The old guy with the water buffalo now stands next to the kids, all four of them look in my direction. It’s only now, from close, that I can see the insanity in the old man’s face. There is sweat on his forehead, an unusual sight for a local. His skin is very dark, his hair is greasy, he is dressed in rags. But the one thing really striking me is the look in his eyes. He is staring at me with an alarming acuteness. Taking a closer look, I also seem to detect a mocking disgust towards me.
All of a sudden, he gestures towards his animal and pets its back. I don’t understand. But the man keeps slapping the backside of the massive beast and looks encouraging. Also the boys display a summoning expression. The man says something which, of course, I don’t understand. I’m not even sure if that was Burmese. Then the penny drops. They all want me to ride the water buffalo!
Even though I find things stranger by the minute, my curiosity makes me approach the grey colossus cautiously. The man reaches out and before I understand what’s going on I am already sitting on top of the working animal which is breathing heavily.

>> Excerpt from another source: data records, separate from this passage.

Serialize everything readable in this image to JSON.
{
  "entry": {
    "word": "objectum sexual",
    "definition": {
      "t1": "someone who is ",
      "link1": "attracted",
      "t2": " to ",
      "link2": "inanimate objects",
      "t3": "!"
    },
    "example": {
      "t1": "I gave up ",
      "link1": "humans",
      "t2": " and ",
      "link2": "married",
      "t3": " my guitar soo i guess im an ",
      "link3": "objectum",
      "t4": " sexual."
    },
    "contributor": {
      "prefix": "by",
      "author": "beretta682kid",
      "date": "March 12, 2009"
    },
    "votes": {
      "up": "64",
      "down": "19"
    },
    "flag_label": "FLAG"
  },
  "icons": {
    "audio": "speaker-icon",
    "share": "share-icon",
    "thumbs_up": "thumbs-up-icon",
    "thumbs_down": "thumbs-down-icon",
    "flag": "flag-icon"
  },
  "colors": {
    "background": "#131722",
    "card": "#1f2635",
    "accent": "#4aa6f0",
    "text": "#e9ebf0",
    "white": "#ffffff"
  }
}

The next 2 minutes crown the feeling of surreality. The old man leads the buffalo and myself around the shrine in a circle, scuffling on his worn-out plastic sandals. The kids walk next to me smiling. But there is something underneath that smile and I can’t put my finger on it. The water buffalo feels surprisingly cool, his thick bristles pierce my uncovered calves. It doesn’t even seem to register my weight. It sluggishly lumbers over the sun-dried grass. Every now and then it gasps loudly and, judging from the smell, it seems to fart quite often. Its crooked horns wobble around in front of my body, I brace myself with my hands on its butt. Gadflies surround us.
After we have surrounded the shrine once, they ask me to get down. I notice that we have not walked around the hut clock-wise like you do with Buddhist places, but counter-clockwise. The old man smiles at me one more time, turns around together with his animal and they disappear so fast that I am inclined to believe they have been nothing but a mirage. The kids make clear that they also want to leave. I follow them on the old path through trees and brush, out of this parallel universe. Every now and then, one of them turns around and looks at me, as if to check on my facial expressions.
When we get to my bike, I reach into my pocket and find two 200-kyat-bills. I give one to each of them. They seem to appreciate it a lot and leave in the direction of the village, waving all the way with the bills in their hands. All of a sudden, they look like normal kids at play again, not even the slingshots seem like a threat anymore.
A little lightheaded, I paddle back to the village and sit down in a restaurant by the river. I order a beer and am honestly happy about spotting two other tourists. Looking back, it would have been nice if someone had joined me on this little trip. This person would be able to tell me if I have really just ridden a water buffalo, who the old guy was and how he was able to show up and disappear that quickly with this old body of his. And maybe even why the last half hour feels a lot like a dream or a carefully planned illusion.
I take a big sip of the cold Myanmar beer and check my calves. Somewhere the bristles must have left a mark…